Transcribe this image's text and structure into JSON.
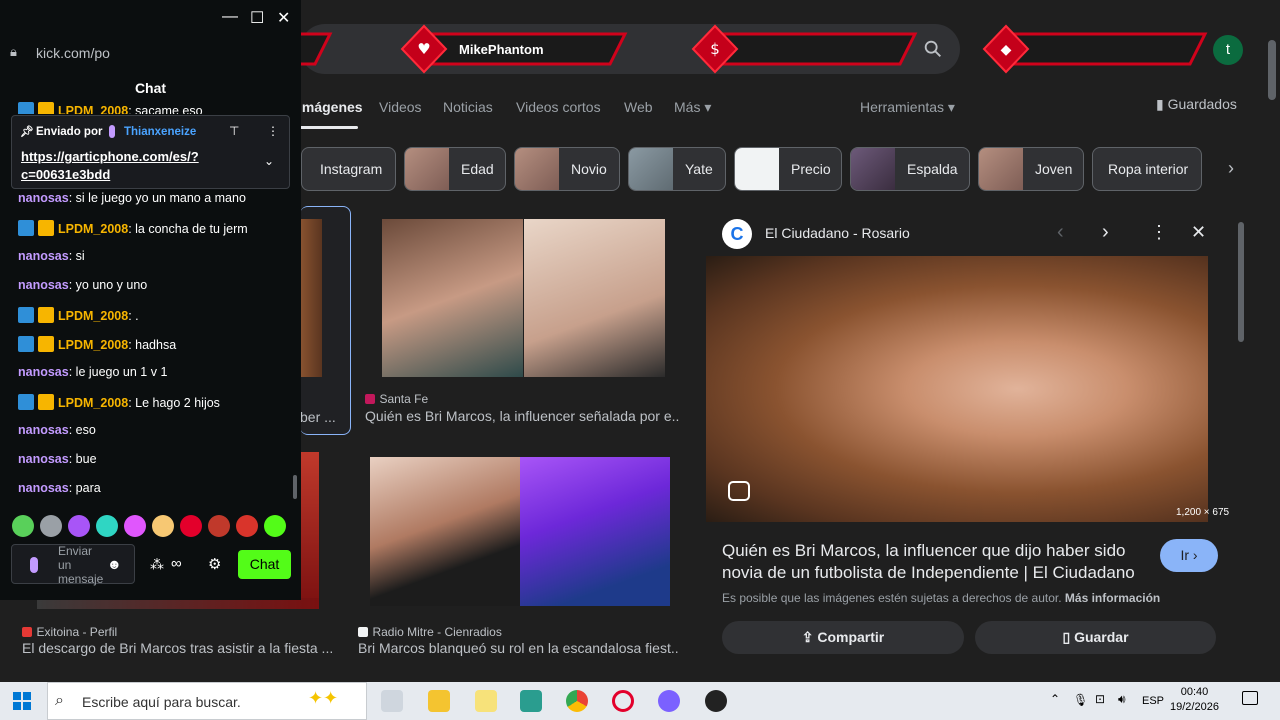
{
  "chat": {
    "url": "kick.com/po",
    "title": "Chat",
    "pinned": {
      "sent_by_label": "Enviado por",
      "sender": "Thianxeneize",
      "link_line1": "https://garticphone.com/es/?",
      "link_line2": "c=00631e3bdd"
    },
    "top_partial_message": {
      "user": "LPDM_2008",
      "text": ": sacame eso"
    },
    "messages": [
      {
        "user": "nanosas",
        "text": ": si le juego yo un mano a mano",
        "type": "n"
      },
      {
        "user": "LPDM_2008",
        "text": ": la concha de tu jerm",
        "type": "l"
      },
      {
        "user": "nanosas",
        "text": ": si",
        "type": "n"
      },
      {
        "user": "nanosas",
        "text": ": yo uno y uno",
        "type": "n"
      },
      {
        "user": "LPDM_2008",
        "text": ": .",
        "type": "l"
      },
      {
        "user": "LPDM_2008",
        "text": ": hadhsa",
        "type": "l"
      },
      {
        "user": "nanosas",
        "text": ": le juego un 1 v 1",
        "type": "n"
      },
      {
        "user": "LPDM_2008",
        "text": ": Le hago 2 hijos",
        "type": "l"
      },
      {
        "user": "nanosas",
        "text": ": eso",
        "type": "n"
      },
      {
        "user": "nanosas",
        "text": ": bue",
        "type": "n"
      },
      {
        "user": "nanosas",
        "text": ": para",
        "type": "n"
      }
    ],
    "input_placeholder_lines": [
      "Enviar",
      "un",
      "mensaje"
    ],
    "send_label": "Chat"
  },
  "banner": {
    "username": "MikePhantom",
    "avatar_letter": "t"
  },
  "google": {
    "tabs": [
      {
        "label": "Imágenes",
        "active": true
      },
      {
        "label": "Videos"
      },
      {
        "label": "Noticias"
      },
      {
        "label": "Videos cortos"
      },
      {
        "label": "Web"
      },
      {
        "label": "Más"
      }
    ],
    "tools_label": "Herramientas",
    "saved_label": "Guardados",
    "chips": [
      "Instagram",
      "Edad",
      "Novio",
      "Yate",
      "Precio",
      "Espalda",
      "Joven",
      "Ropa interior"
    ],
    "results": [
      {
        "source": "Santa Fe",
        "title": "Quién es Bri Marcos, la influencer señalada por e..."
      },
      {
        "source": "Exitoina - Perfil",
        "title": "El descargo de Bri Marcos tras asistir a la fiesta ..."
      },
      {
        "source": "Radio Mitre - Cienradios",
        "title": "Bri Marcos blanqueó su rol en la escandalosa fiest..."
      }
    ],
    "partial_caption": "ber ..."
  },
  "panel": {
    "source": "El Ciudadano - Rosario",
    "logo_letter": "C",
    "dimensions": "1,200 × 675",
    "title": "Quién es Bri Marcos, la influencer que dijo haber sido novia de un futbolista de Independiente | El Ciudadano",
    "visit_label": "Ir",
    "copyright": "Es posible que las imágenes estén sujetas a derechos de autor.",
    "more_info": "Más información",
    "share_label": "Compartir",
    "save_label": "Guardar"
  },
  "taskbar": {
    "search_placeholder": "Escribe aquí para buscar.",
    "language": "ESP",
    "time": "00:40",
    "date": "19/2/2026"
  }
}
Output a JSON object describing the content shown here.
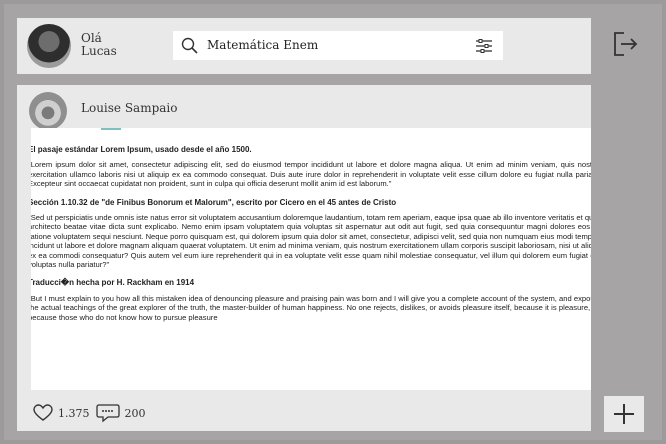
{
  "header": {
    "greeting": "Olá",
    "user_name": "Lucas",
    "search_value": "Matemática Enem"
  },
  "post": {
    "author": "Louise Sampaio",
    "likes": "1.375",
    "comments": "200",
    "content": {
      "h1": "El pasaje estándar Lorem Ipsum, usado desde el año 1500.",
      "p1": "\"Lorem ipsum dolor sit amet, consectetur adipiscing elit, sed do eiusmod tempor incididunt ut labore et dolore magna aliqua. Ut enim ad minim veniam, quis nostrud exercitation ullamco laboris nisi ut aliquip ex ea commodo consequat. Duis aute irure dolor in reprehenderit in voluptate velit esse cillum dolore eu fugiat nulla pariatur. Excepteur sint occaecat cupidatat non proident, sunt in culpa qui officia deserunt mollit anim id est laborum.\"",
      "h2": "Sección 1.10.32 de \"de Finibus Bonorum et Malorum\", escrito por Cicero en el 45 antes de Cristo",
      "p2": "\"Sed ut perspiciatis unde omnis iste natus error sit voluptatem accusantium doloremque laudantium, totam rem aperiam, eaque ipsa quae ab illo inventore veritatis et quasi architecto beatae vitae dicta sunt explicabo. Nemo enim ipsam voluptatem quia voluptas sit aspernatur aut odit aut fugit, sed quia consequuntur magni dolores eos qui ratione voluptatem sequi nesciunt. Neque porro quisquam est, qui dolorem ipsum quia dolor sit amet, consectetur, adipisci velit, sed quia non numquam eius modi tempora incidunt ut labore et dolore magnam aliquam quaerat voluptatem. Ut enim ad minima veniam, quis nostrum exercitationem ullam corporis suscipit laboriosam, nisi ut aliquid ex ea commodi consequatur? Quis autem vel eum iure reprehenderit qui in ea voluptate velit esse quam nihil molestiae consequatur, vel illum qui dolorem eum fugiat quo voluptas nulla pariatur?\"",
      "h3": "Traducci�n hecha por H. Rackham en 1914",
      "p3": "\"But I must explain to you how all this mistaken idea of denouncing pleasure and praising pain was born and I will give you a complete account of the system, and expound the actual teachings of the great explorer of the truth, the master-builder of human happiness. No one rejects, dislikes, or avoids pleasure itself, because it is pleasure, but because those who do not know how to pursue pleasure"
    }
  },
  "icons": {
    "search": "search-icon",
    "filter": "filter-icon",
    "logout": "logout-icon",
    "like": "heart-icon",
    "comment": "comment-icon",
    "add": "plus-icon"
  }
}
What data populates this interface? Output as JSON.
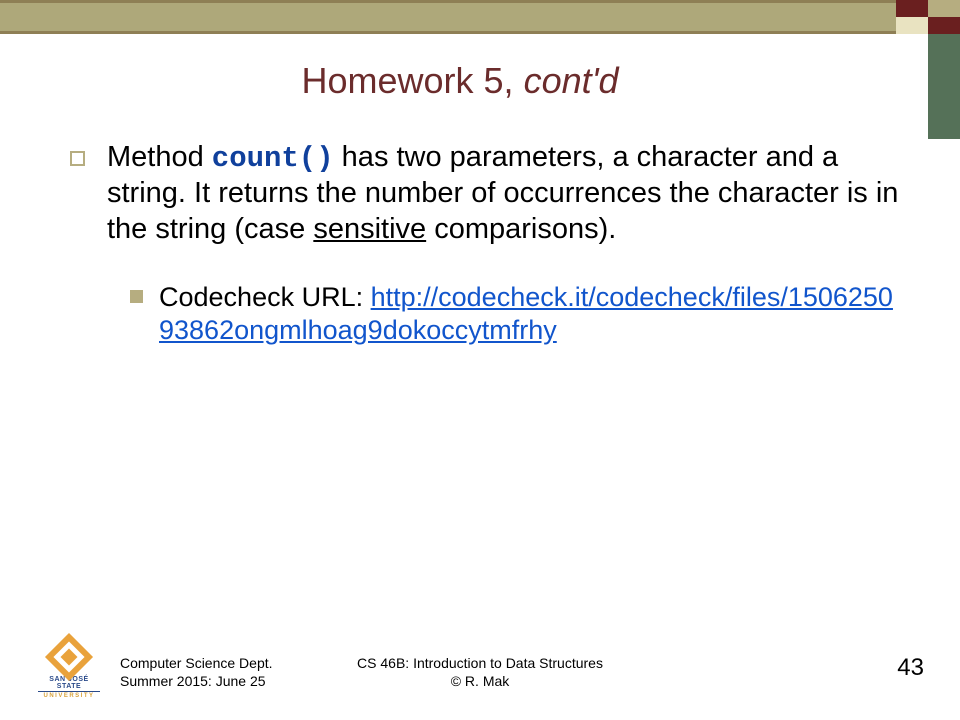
{
  "slide": {
    "title_main": "Homework 5",
    "title_sep": ", ",
    "title_contd": "cont'd"
  },
  "bullet1": {
    "pre": "Method ",
    "code": "count()",
    "mid": " has two parameters, a character and a string. It returns the number of occurrences the character is in the string (case ",
    "underlined": "sensitive",
    "post": " comparisons)."
  },
  "bullet2": {
    "label": "Codecheck URL: ",
    "url_text": "http://codecheck.it/codecheck/files/150625093862ongmlhoag9dokoccytmfrhy",
    "url_href": "http://codecheck.it/codecheck/files/150625093862ongmlhoag9dokoccytmfrhy"
  },
  "footer": {
    "logo_line1": "SAN JOSÉ STATE",
    "logo_line2": "UNIVERSITY",
    "left_line1": "Computer Science Dept.",
    "left_line2": "Summer 2015: June 25",
    "center_line1": "CS 46B: Introduction to Data Structures",
    "center_line2": "© R. Mak",
    "page_number": "43"
  }
}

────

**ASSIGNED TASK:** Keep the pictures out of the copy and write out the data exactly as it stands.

**OUTPUT:**
Transcribe this image's text and structure into JSON.
{
  "chat": {
    "url": "kick.com/po",
    "title": "Chat",
    "pinned": {
      "sent_by_label": "Enviado por",
      "sender": "Thianxeneize",
      "link_line1": "https://garticphone.com/es/?",
      "link_line2": "c=00631e3bdd"
    },
    "top_partial_message": {
      "user": "LPDM_2008",
      "text": ": sacame eso"
    },
    "messages": [
      {
        "user": "nanosas",
        "text": ": si le juego yo un mano a mano",
        "type": "n"
      },
      {
        "user": "LPDM_2008",
        "text": ": la concha de tu jerm",
        "type": "l"
      },
      {
        "user": "nanosas",
        "text": ": si",
        "type": "n"
      },
      {
        "user": "nanosas",
        "text": ": yo uno y uno",
        "type": "n"
      },
      {
        "user": "LPDM_2008",
        "text": ": .",
        "type": "l"
      },
      {
        "user": "LPDM_2008",
        "text": ": hadhsa",
        "type": "l"
      },
      {
        "user": "nanosas",
        "text": ": le juego un 1 v 1",
        "type": "n"
      },
      {
        "user": "LPDM_2008",
        "text": ": Le hago 2 hijos",
        "type": "l"
      },
      {
        "user": "nanosas",
        "text": ": eso",
        "type": "n"
      },
      {
        "user": "nanosas",
        "text": ": bue",
        "type": "n"
      },
      {
        "user": "nanosas",
        "text": ": para",
        "type": "n"
      }
    ],
    "input_placeholder_lines": [
      "Enviar",
      "un",
      "mensaje"
    ],
    "send_label": "Chat"
  },
  "banner": {
    "username": "MikePhantom",
    "avatar_letter": "t"
  },
  "google": {
    "tabs": [
      {
        "label": "Imágenes",
        "active": true
      },
      {
        "label": "Videos"
      },
      {
        "label": "Noticias"
      },
      {
        "label": "Videos cortos"
      },
      {
        "label": "Web"
      },
      {
        "label": "Más"
      }
    ],
    "tools_label": "Herramientas",
    "saved_label": "Guardados",
    "chips": [
      "Instagram",
      "Edad",
      "Novio",
      "Yate",
      "Precio",
      "Espalda",
      "Joven",
      "Ropa interior"
    ],
    "results": [
      {
        "source": "Santa Fe",
        "title": "Quién es Bri Marcos, la influencer señalada por e..."
      },
      {
        "source": "Exitoina - Perfil",
        "title": "El descargo de Bri Marcos tras asistir a la fiesta ..."
      },
      {
        "source": "Radio Mitre - Cienradios",
        "title": "Bri Marcos blanqueó su rol en la escandalosa fiest..."
      }
    ],
    "partial_caption": "ber ..."
  },
  "panel": {
    "source": "El Ciudadano - Rosario",
    "logo_letter": "C",
    "dimensions": "1,200 × 675",
    "title": "Quién es Bri Marcos, la influencer que dijo haber sido novia de un futbolista de Independiente | El Ciudadano",
    "visit_label": "Ir",
    "copyright": "Es posible que las imágenes estén sujetas a derechos de autor.",
    "more_info": "Más información",
    "share_label": "Compartir",
    "save_label": "Guardar"
  },
  "taskbar": {
    "search_placeholder": "Escribe aquí para buscar.",
    "language": "ESP",
    "time": "00:40",
    "date": "19/2/2026"
  }
}
Output a JSON object describing the content shown here.
{
  "header": {
    "greeting": "Olá",
    "user_name": "Lucas",
    "search_value": "Matemática Enem"
  },
  "post": {
    "author": "Louise Sampaio",
    "likes": "1.375",
    "comments": "200",
    "content": {
      "h1": "El pasaje estándar Lorem Ipsum, usado desde el año 1500.",
      "p1": "\"Lorem ipsum dolor sit amet, consectetur adipiscing elit, sed do eiusmod tempor incididunt ut labore et dolore magna aliqua. Ut enim ad minim veniam, quis nostrud exercitation ullamco laboris nisi ut aliquip ex ea commodo consequat. Duis aute irure dolor in reprehenderit in voluptate velit esse cillum dolore eu fugiat nulla pariatur. Excepteur sint occaecat cupidatat non proident, sunt in culpa qui officia deserunt mollit anim id est laborum.\"",
      "h2": "Sección 1.10.32 de \"de Finibus Bonorum et Malorum\", escrito por Cicero en el 45 antes de Cristo",
      "p2": "\"Sed ut perspiciatis unde omnis iste natus error sit voluptatem accusantium doloremque laudantium, totam rem aperiam, eaque ipsa quae ab illo inventore veritatis et quasi architecto beatae vitae dicta sunt explicabo. Nemo enim ipsam voluptatem quia voluptas sit aspernatur aut odit aut fugit, sed quia consequuntur magni dolores eos qui ratione voluptatem sequi nesciunt. Neque porro quisquam est, qui dolorem ipsum quia dolor sit amet, consectetur, adipisci velit, sed quia non numquam eius modi tempora incidunt ut labore et dolore magnam aliquam quaerat voluptatem. Ut enim ad minima veniam, quis nostrum exercitationem ullam corporis suscipit laboriosam, nisi ut aliquid ex ea commodi consequatur? Quis autem vel eum iure reprehenderit qui in ea voluptate velit esse quam nihil molestiae consequatur, vel illum qui dolorem eum fugiat quo voluptas nulla pariatur?\"",
      "h3": "Traducci�n hecha por H. Rackham en 1914",
      "p3": "\"But I must explain to you how all this mistaken idea of denouncing pleasure and praising pain was born and I will give you a complete account of the system, and expound the actual teachings of the great explorer of the truth, the master-builder of human happiness. No one rejects, dislikes, or avoids pleasure itself, because it is pleasure, but because those who do not know how to pursue pleasure"
    }
  },
  "icons": {
    "search": "search-icon",
    "filter": "filter-icon",
    "logout": "logout-icon",
    "like": "heart-icon",
    "comment": "comment-icon",
    "add": "plus-icon"
  }
}
What data populates this interface? Output as JSON.
{
  "slide": {
    "title_main": "Homework 5",
    "title_sep": ", ",
    "title_contd": "cont'd"
  },
  "bullet1": {
    "pre": "Method ",
    "code": "count()",
    "mid": " has two parameters, a character and a string. It returns the number of occurrences the character is in the string (case ",
    "underlined": "sensitive",
    "post": " comparisons)."
  },
  "bullet2": {
    "label": "Codecheck URL: ",
    "url_text": "http://codecheck.it/codecheck/files/150625093862ongmlhoag9dokoccytmfrhy",
    "url_href": "http://codecheck.it/codecheck/files/150625093862ongmlhoag9dokoccytmfrhy"
  },
  "footer": {
    "logo_line1": "SAN JOSÉ STATE",
    "logo_line2": "UNIVERSITY",
    "left_line1": "Computer Science Dept.",
    "left_line2": "Summer 2015: June 25",
    "center_line1": "CS 46B: Introduction to Data Structures",
    "center_line2": "© R. Mak",
    "page_number": "43"
  }
}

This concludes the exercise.